“Given government cuts to investments in university research and education funding, universities such as ours are repeatedly forced to seek alternative sources of revenue to support the full costs of our research, and this study highlights public support for our approach and the role we play in society.”

UNSW supports and welcomes national efforts to understand and improve tertiary education via debates and reviews and exploring new mechanisms to realise the goal of ‘life-long learning’ including offering bite-sized degrees, on-demand courses and online-only programs. It is estimated that the world will have more than a billion more children of school age by 2030 and these children will benefit from ongoing education from universities with global reach such as UNSW.

Excerpts from study

Do you agree or disagree that ongoing university education is vital for workers in updating their skills or advancing their careers?

  Total Female Male 18-34 35-50 51-65 65+
Strongly agree 28.7% 31.4% 25.6% 44.6% 28.6% 17.8% 20.1%
Agree 38.4% 34.9% 42.5% 35.4% 36.8% 39.5% 45%
Disagree 22% 20.6% 23.5% 4.6% 26.4% 31.6% 27%
Strongly disagree 7.2% 8.4% 5.8% 14.6% 4.4% 5.5% 2.6%
Unsure/don't know 3.7% 4.7% 2.7% 0.7% 3.8% 5.5% 5.3%


  High school Diploma/certificate Bachelors
Strongly agree 15.8% 28.5% 33%
Agree 44.1% 33.2% 39.7%
Disagree 24.3% 25.9% 18.9%
Strongly disagree 13% 4.4% 6.7%
Unsure/don't know 2.8% 7.9% 1.6%


Universities not only teach but do research. Do you agree or disagree that this mix of teaching and research improves the quality of education and leads to important health and technological advances?

  Total Female Male 18-34 35-50 51-65 65+
Strongly agree 66.1% 66.3% 65.8% 85.4% 61.6% 60% 52.9%
Agree 24.9% 22.9% 27.2% 6.8% 27% 32.5% 38.6%
Disagree 4% 5% 2.9% 0.7% 5.7% 2.7% 7.4%
Strongly disagree 0.8% 0.2% 1.4% 0.7% 1.3% 0.4% 0.5%
Unsure/don't know 4.2% 5.6% 2.7% 6.4% 4.4% 4.3% 0.5%

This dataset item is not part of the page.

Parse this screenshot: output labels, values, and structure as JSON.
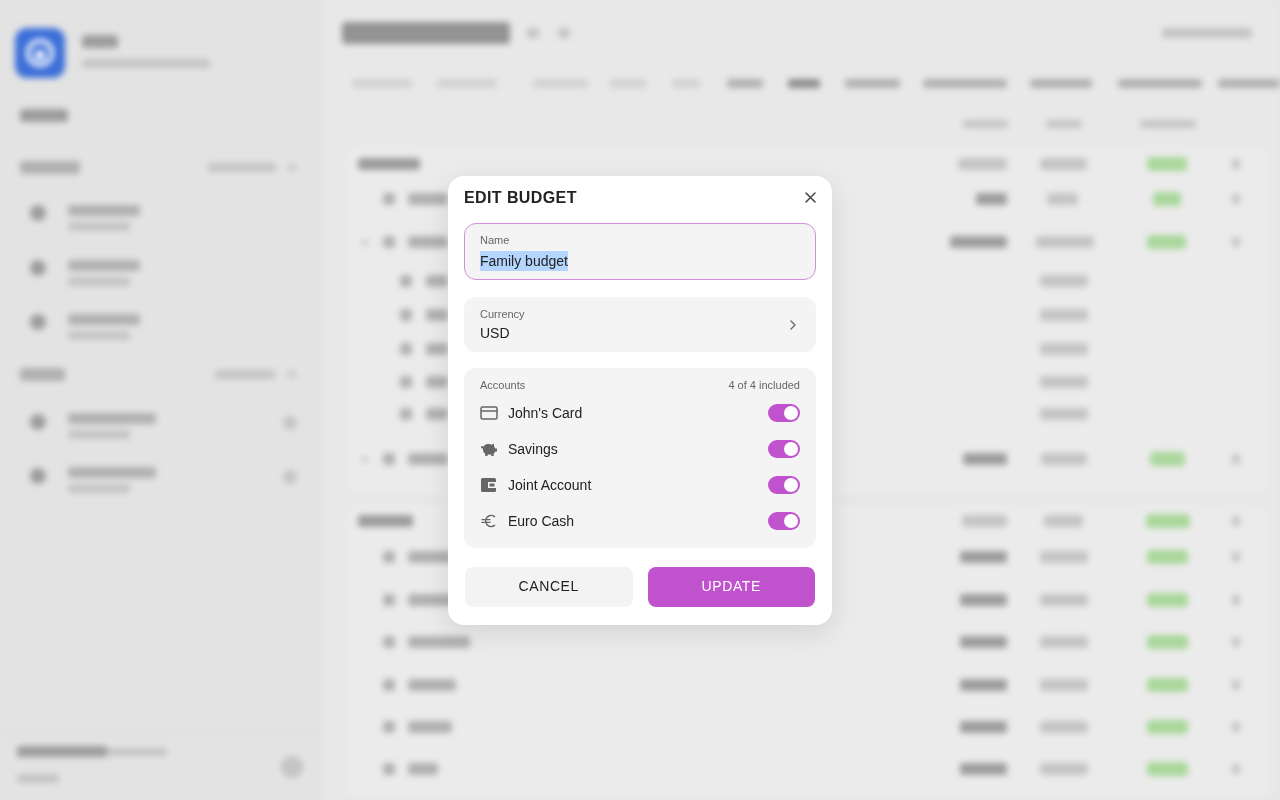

  High school Diploma/certificate Bachelors
Strongly agree 44.6% 65.6% 73.2%
Agree 44.6% 28.4% 16.6%
Disagree 4% 2.5% 4.9%
Strongly disagree 1.7% 0.3% 0.9%
Unsure/don't know 5.1% 3.2% 4.4%